(PROBLEM): Write out each line from the data below that includes the word "JSON".

(SOURCE RECORDS):

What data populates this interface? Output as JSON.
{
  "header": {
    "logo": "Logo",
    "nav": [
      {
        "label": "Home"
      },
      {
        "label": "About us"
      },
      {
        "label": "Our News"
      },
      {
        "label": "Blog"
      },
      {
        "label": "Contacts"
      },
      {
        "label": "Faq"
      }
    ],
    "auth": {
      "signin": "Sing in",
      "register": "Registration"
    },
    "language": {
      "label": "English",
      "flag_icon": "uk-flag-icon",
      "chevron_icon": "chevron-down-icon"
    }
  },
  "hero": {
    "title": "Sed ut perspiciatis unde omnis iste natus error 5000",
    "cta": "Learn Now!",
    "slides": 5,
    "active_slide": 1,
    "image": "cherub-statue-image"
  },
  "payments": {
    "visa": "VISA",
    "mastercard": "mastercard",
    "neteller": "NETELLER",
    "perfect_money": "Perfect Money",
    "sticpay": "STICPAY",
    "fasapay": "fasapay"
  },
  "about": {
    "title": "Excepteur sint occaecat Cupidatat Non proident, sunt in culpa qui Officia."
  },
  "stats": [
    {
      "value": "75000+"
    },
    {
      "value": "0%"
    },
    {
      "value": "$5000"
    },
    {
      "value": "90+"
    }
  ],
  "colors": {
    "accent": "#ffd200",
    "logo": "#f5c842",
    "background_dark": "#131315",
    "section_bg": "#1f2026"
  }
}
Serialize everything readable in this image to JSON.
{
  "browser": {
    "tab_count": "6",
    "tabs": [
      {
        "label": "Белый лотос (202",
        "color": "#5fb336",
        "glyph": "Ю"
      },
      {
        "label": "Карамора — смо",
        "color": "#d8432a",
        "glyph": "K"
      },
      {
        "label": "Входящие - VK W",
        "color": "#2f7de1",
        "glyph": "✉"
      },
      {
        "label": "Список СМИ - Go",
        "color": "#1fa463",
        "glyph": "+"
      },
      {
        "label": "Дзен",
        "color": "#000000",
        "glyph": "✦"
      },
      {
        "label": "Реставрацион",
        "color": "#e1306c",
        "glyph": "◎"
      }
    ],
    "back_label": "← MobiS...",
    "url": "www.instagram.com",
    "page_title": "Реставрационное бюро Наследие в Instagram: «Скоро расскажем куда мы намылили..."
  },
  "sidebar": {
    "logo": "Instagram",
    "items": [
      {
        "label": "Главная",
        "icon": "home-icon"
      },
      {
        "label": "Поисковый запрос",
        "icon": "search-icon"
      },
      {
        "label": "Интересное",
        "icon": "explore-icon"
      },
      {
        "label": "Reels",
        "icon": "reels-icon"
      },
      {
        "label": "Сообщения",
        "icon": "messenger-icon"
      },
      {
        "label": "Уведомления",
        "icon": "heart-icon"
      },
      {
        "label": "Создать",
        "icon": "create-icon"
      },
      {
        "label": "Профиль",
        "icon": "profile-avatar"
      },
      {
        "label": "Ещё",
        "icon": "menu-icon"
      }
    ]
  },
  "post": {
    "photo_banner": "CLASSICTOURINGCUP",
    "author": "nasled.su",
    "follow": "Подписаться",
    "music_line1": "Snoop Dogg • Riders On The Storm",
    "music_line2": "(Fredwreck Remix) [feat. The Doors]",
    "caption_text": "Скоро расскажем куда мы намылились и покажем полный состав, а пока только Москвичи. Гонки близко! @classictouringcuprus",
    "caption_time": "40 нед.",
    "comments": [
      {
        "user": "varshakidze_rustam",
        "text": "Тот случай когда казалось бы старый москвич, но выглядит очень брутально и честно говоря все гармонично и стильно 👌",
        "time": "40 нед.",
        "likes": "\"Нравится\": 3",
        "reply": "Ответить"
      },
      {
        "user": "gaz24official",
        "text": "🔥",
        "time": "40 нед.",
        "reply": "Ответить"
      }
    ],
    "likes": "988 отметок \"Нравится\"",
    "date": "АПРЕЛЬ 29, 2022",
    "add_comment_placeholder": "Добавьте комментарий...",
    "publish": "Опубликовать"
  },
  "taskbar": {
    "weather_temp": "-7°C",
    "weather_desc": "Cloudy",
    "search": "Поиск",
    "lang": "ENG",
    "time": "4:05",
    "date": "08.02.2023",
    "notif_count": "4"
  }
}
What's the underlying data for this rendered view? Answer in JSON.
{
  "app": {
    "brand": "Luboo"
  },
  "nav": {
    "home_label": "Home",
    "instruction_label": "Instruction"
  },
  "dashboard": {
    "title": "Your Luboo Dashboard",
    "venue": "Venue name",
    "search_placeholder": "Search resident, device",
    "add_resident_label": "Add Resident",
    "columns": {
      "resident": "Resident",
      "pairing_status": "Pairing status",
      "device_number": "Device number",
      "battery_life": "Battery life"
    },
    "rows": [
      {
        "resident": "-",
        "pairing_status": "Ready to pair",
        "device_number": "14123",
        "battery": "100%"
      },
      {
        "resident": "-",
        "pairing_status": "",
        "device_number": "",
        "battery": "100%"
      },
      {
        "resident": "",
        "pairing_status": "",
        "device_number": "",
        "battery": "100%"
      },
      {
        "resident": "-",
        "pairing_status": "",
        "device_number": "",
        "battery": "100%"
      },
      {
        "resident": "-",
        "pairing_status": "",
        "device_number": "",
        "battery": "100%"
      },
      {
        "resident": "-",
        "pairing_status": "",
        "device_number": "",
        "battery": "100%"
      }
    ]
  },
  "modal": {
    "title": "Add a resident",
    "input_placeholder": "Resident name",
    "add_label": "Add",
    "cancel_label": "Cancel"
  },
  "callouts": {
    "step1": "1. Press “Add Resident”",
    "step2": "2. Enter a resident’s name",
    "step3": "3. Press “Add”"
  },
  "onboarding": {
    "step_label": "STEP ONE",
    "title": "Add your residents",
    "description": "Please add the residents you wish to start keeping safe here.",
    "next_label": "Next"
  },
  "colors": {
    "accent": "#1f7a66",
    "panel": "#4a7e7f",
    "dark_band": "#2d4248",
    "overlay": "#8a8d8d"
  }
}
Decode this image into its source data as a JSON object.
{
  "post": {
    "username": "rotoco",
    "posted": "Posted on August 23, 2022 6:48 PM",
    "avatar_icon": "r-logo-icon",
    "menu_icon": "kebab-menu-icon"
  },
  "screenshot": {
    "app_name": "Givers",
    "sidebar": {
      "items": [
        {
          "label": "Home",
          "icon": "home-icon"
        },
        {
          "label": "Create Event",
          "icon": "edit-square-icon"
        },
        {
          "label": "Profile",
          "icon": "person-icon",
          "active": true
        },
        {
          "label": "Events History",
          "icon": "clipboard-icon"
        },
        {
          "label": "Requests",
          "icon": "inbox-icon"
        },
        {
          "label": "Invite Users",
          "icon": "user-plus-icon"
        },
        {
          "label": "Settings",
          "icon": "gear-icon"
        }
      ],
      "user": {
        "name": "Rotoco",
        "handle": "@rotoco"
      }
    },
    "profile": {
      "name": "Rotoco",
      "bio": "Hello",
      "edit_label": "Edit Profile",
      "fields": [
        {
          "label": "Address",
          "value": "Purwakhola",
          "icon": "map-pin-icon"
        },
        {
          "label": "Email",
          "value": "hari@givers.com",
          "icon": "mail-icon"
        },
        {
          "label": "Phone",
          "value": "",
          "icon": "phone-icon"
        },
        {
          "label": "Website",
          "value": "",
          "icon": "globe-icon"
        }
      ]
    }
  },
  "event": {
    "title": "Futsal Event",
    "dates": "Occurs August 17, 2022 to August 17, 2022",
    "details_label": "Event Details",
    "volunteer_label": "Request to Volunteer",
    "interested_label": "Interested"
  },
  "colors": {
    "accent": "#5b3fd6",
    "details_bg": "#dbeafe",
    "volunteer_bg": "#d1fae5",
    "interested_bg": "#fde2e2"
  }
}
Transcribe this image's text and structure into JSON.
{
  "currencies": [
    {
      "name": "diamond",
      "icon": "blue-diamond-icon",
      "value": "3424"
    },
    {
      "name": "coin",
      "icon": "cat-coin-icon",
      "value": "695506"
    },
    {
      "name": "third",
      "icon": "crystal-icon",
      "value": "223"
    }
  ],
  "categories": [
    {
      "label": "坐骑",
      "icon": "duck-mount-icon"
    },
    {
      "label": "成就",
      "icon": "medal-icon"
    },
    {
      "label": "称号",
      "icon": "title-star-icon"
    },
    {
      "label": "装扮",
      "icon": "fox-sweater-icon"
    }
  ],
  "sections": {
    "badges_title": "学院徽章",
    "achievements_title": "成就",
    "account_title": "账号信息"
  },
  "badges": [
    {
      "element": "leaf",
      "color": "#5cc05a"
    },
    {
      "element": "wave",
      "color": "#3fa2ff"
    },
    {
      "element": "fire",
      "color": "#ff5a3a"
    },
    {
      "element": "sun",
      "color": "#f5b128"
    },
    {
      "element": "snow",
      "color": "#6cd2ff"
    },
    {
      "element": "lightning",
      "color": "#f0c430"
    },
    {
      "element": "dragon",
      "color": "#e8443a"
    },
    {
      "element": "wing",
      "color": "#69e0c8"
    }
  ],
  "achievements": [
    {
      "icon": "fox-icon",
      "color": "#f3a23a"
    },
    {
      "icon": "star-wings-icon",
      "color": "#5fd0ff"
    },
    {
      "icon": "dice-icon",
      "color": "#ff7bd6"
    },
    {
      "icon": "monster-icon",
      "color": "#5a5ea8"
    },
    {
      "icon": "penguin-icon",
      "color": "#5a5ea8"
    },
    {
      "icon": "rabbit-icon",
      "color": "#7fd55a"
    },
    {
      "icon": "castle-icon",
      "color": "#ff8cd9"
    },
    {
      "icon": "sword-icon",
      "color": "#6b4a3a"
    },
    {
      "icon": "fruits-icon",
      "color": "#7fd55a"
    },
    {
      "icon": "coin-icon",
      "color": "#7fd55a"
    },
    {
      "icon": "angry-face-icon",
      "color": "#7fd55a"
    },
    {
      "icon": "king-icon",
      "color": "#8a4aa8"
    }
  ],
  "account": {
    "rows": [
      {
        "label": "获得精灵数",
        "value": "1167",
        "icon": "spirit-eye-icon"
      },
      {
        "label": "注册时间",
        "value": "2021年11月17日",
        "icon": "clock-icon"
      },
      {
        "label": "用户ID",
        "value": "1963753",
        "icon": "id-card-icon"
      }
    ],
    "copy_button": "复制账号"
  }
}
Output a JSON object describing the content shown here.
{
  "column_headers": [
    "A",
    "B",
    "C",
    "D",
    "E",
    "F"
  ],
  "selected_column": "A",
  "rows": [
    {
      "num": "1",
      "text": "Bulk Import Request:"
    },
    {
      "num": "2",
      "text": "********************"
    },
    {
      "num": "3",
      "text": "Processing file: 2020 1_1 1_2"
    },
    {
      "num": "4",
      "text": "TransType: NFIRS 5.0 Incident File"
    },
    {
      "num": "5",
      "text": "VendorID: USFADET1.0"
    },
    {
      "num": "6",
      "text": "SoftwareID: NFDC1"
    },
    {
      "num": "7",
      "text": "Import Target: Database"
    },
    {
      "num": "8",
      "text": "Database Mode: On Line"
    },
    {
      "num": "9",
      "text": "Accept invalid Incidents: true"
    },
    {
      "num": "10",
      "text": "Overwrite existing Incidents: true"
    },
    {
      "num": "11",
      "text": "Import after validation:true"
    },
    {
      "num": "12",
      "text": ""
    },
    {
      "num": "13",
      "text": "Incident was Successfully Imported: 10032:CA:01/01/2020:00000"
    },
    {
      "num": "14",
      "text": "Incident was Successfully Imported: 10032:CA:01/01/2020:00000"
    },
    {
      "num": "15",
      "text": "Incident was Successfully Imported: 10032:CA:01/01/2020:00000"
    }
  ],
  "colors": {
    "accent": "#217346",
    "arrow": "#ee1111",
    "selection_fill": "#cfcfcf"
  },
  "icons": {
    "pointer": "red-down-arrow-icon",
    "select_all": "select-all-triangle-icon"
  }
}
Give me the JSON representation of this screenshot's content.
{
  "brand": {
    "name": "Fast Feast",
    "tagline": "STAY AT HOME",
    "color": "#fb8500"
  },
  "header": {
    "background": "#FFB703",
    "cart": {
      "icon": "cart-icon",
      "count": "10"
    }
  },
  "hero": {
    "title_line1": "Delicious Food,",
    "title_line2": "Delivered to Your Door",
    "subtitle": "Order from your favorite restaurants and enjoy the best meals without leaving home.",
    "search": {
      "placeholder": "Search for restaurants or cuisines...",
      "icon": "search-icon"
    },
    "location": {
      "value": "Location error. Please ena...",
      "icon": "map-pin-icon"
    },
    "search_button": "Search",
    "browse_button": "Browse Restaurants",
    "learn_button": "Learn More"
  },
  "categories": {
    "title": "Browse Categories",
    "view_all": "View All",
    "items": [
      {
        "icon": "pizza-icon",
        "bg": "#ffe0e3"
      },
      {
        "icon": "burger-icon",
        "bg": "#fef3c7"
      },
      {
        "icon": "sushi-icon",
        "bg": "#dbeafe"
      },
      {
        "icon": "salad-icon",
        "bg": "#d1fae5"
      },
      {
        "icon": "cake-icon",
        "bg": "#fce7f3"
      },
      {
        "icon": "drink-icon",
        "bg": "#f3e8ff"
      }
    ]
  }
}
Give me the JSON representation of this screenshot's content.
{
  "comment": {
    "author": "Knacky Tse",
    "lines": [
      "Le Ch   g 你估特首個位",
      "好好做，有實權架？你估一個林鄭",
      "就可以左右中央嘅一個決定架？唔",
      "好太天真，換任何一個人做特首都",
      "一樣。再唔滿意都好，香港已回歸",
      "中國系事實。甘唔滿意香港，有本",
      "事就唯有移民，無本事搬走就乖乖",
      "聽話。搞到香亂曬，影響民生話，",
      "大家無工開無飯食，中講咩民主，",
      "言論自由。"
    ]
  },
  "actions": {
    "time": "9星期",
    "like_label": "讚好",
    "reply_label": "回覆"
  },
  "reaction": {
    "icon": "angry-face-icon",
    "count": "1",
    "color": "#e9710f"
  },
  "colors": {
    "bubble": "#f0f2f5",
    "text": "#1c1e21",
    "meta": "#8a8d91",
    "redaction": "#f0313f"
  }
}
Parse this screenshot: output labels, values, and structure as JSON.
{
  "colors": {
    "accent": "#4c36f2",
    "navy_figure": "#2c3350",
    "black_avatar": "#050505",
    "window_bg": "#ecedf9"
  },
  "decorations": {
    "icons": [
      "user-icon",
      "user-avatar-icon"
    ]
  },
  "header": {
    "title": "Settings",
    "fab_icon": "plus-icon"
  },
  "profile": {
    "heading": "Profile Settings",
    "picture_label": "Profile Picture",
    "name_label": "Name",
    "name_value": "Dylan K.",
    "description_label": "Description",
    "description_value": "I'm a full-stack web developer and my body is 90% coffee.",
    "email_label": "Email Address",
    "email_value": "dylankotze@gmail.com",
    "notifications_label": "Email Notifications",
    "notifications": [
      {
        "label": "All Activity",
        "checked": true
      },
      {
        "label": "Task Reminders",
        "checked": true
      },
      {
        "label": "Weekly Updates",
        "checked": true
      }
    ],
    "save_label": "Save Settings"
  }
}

(EXERCISE RESULT):
What data populates this interface? Output as JSON.
Serialize everything readable in this image to JSON.
What's the underlying data for this rendered view? Answer in JSON.
Decode this image into its source data as a JSON object.
Transcribe this image's text and structure into JSON.
Output a JSON object describing the content shown here.
Give me the JSON representation of this screenshot's content.
Give me the JSON representation of this screenshot's content.
Parse this screenshot: output labels, values, and structure as JSON.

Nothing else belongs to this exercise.